While we wait for Food and Drug Administration (FDA) approval for a skin patch immunotherapy for toddlers with peanut allergies, allergists and scientists have important new research showing how this patch could be used by individuals at risk for peanut allergy. In conversation with Helio, Dr. Matthew Greenhawt reports on "the incredible potential of epicutaneous therapy" for infants and young children. Broad based distribution of the patch is still several years away. In the meantime, read more about this research and the very promising possibilities.
LOUISVILLE, Ky. — Epicutaneous immunotherapy conferred a significant response after 12 months among children aged 1 to 3 years with peanut allergy, according to results of the phase 3 randomized, double-blind EPITOPE study. These results were presented at the American College of Allergy, Asthma & Immunology Annual Scientific Meeting.
“There are very little published data regarding immunotherapy in infants and toddlers,” Matthew Greenhawt, MD, MBA, MSc, director of the food challenge and research unit at Children’s Hospital Colorado, told Healio. “Recently, the IMPACT study (sponsored by the Immune Tolerance Network) showed that peanut oral immunotherapy, using a 12% light-roast peanut flour, was effective in desensitizing this population.”

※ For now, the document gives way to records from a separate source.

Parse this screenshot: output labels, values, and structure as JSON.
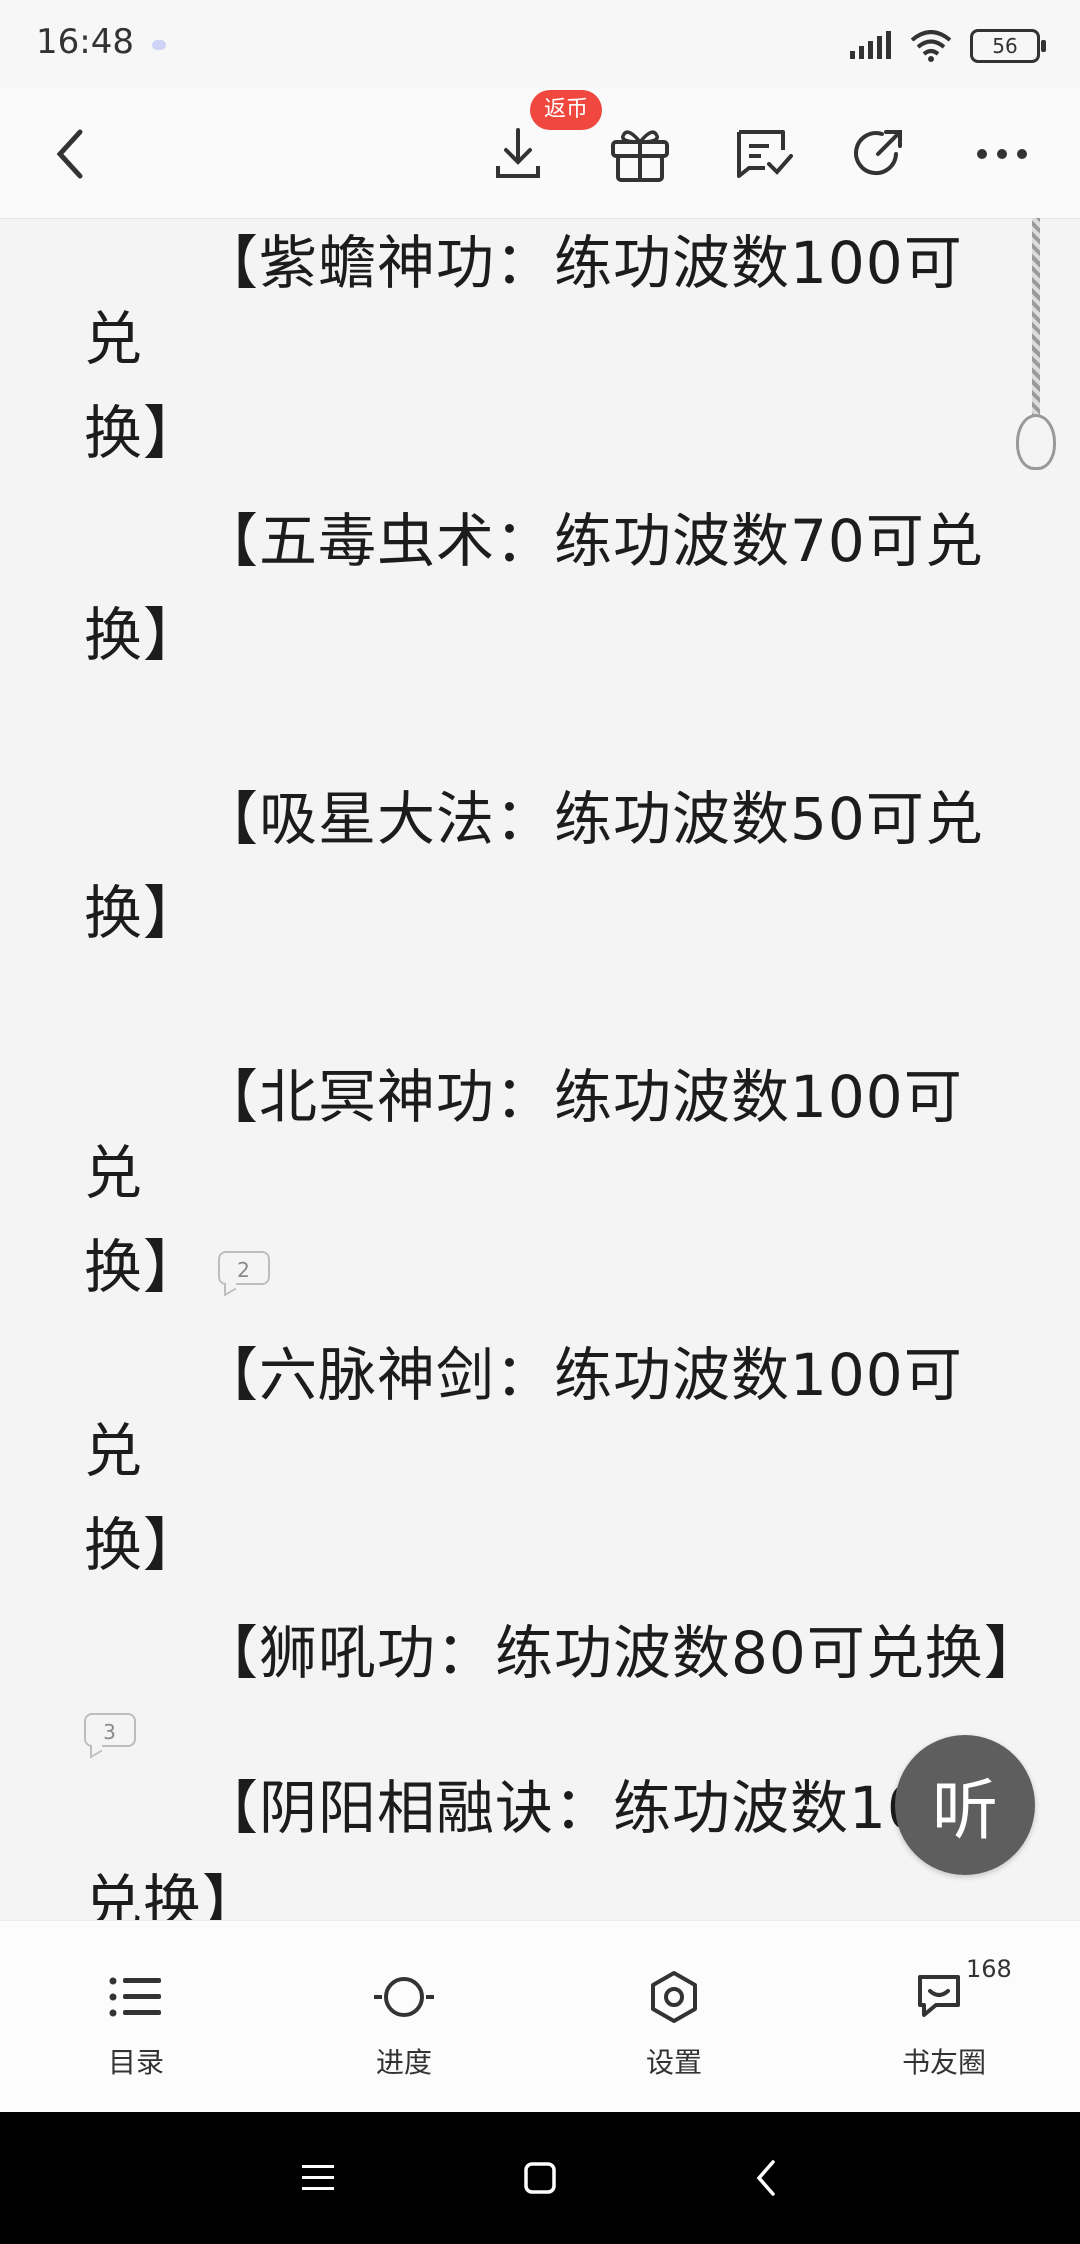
{
  "status_bar": {
    "time": "16:48",
    "battery": "56"
  },
  "toolbar": {
    "rebate_badge": "返币"
  },
  "content": {
    "paragraphs": [
      {
        "line1": "【紫蟾神功：练功波数100可兑",
        "line2": "换】",
        "comments": ""
      },
      {
        "line1": "【五毒虫术：练功波数70可兑",
        "line2": "换】",
        "comments": ""
      },
      {
        "line1": "【吸星大法：练功波数50可兑",
        "line2": "换】",
        "comments": ""
      },
      {
        "line1": "【北冥神功：练功波数100可兑",
        "line2": "换】",
        "comments": "2"
      },
      {
        "line1": "【六脉神剑：练功波数100可兑",
        "line2": "换】",
        "comments": ""
      },
      {
        "line1": "【狮吼功：练功波数80可兑换】",
        "line2": "",
        "comments": "3"
      },
      {
        "line1": "【阴阳相融诀：练功波数10",
        "line2": "兑换】",
        "comments": ""
      }
    ]
  },
  "listen_button": {
    "label": "听"
  },
  "bottom_nav": {
    "items": [
      {
        "label": "目录",
        "icon": "list-icon"
      },
      {
        "label": "进度",
        "icon": "progress-icon"
      },
      {
        "label": "设置",
        "icon": "settings-icon"
      },
      {
        "label": "书友圈",
        "icon": "community-icon",
        "count": "168"
      }
    ]
  }
}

In an anaphylaxis emergency, epinephrine is THE physician recommended first line medication! No other treatment counteracts all the dangerous symptoms of anaphylaxis as quickly and effectively as epinephrine. But because epinephrine is administered with an auto injector (EAI) device which has a needle and requires an intermuscular injection, some doctors are reluctant to prescribe the device. Patients are also needlessly afraid to use one. Schools and other entities who are permitted to stock epinephrine are afraid to do so. It's a paradox that could cost someone's life. Our Epi Near You New York program addresses the issue of fear of epinephrine. Read more about how we can educate doctors to prescribe epinephrine sooner in the diagnostic process.
LOUISVILLE, Kentucky — Nearly half of adults with food allergies have not been prescribed an epinephrine autoinjector (EAI) by their physician, according to survey results presented here at the American College of Allergy, Asthma, and Immunology (ACAAI) 2022 Annual Meeting.
Only 1 in 4 adults with food allergies say they have access to an EAI. Epinephrine is the only treatment that can halt anaphylaxis and reduce the risk of negative effects associated with food allergies.
The use of EAIs is therefore critical for people with severe food allergies. However, the new research suggests that many adults with these allergies have problems accessing or using this potentially lifesaving treatment.